And I wonder: how many times in my life have I walked away from the opportunity of a moment, leaving behind what I truly wanted because I carried the story with me of “That’s not how I am?”
I’ve long since let those boots go, but not without learning this lesson first:
Any time I catch myself in the story of “this is or isn’t the way I am,” I will stop and take a breath. I will remember my sisters holding me with an open palm, and I will open my mind and my heart to allow this unprecedented moment to express itself through me, even if it means I wear not-me sexy boots or do something I am afraid is “not spiritual”. Even if it means I follow an impulse in me that runs deeper than any ready-made ideas of who I am.
I didn’t end up writing a citation for those women at the café. Instead, I wrote a poem:
Hold fast to
Cling to your clinging
to the way things are.
For a price.
When you’ve finished sorting the boxes of a predetermined “me”,
step outside and consider
Consider the way things are
when you admit
you don’t know the first thing about the way things are:
the magical, mystical,
fresh, unknowing beauty
Put down your compass and look in the mirror.
Look at the familiar patterns and expressions on your face,
look at the recent wrinkles formed, lifelines around your eyes
like rings formed around the inside of a tree.
Look at the whole of you
but do not become fixed in the way you are.
The way you are is
boundless, infinite space.
The way you are is timeless,
moving, changing with the tides.
The way you are is beyond anything you could ever comprehend.

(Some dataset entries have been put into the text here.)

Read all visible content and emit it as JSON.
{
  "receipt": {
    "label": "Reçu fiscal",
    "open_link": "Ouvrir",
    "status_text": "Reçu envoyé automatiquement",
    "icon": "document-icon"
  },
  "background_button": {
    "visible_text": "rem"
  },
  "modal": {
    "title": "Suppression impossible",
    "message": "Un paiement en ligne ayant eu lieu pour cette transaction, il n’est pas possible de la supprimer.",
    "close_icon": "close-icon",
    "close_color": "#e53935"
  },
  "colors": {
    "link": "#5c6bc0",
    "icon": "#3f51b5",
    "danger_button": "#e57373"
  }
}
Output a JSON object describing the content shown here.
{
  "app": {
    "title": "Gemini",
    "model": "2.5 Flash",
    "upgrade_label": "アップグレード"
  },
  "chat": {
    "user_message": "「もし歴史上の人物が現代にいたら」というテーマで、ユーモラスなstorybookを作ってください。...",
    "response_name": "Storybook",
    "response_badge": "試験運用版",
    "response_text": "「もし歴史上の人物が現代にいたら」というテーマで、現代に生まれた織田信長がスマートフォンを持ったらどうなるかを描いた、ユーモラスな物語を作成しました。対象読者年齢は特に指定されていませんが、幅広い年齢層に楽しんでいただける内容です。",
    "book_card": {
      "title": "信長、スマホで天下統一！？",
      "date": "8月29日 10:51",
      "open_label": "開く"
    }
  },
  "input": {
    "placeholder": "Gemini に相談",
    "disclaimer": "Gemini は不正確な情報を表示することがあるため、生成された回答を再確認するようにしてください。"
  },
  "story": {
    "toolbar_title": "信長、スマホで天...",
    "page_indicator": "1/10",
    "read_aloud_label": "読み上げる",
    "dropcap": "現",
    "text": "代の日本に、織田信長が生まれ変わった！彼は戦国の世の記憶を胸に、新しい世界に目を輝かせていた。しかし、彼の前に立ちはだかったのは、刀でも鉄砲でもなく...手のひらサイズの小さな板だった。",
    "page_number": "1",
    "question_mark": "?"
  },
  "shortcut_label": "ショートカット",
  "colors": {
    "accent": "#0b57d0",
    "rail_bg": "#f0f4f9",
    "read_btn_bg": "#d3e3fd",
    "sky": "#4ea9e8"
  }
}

The way you are is
not meant to be understood,
but to be lived.
The journey home requires that you go nowhere.
The truth of living mystery is the way you are.
The way you are is the way Love is:
The wayless way.
A life lived awake,
a life lived fully.
You are the way.
Lather. Goddess Rinse. Repeat.
Dominique Youkhehpaz is a student of Awakening Women and the founder of Self-Marriage Ceremonies, a practice of committing to live what we know to be true in our hearts. You can visit her website at www.SelfMarriageCeremonies.com.
photo credits Bibbie Friman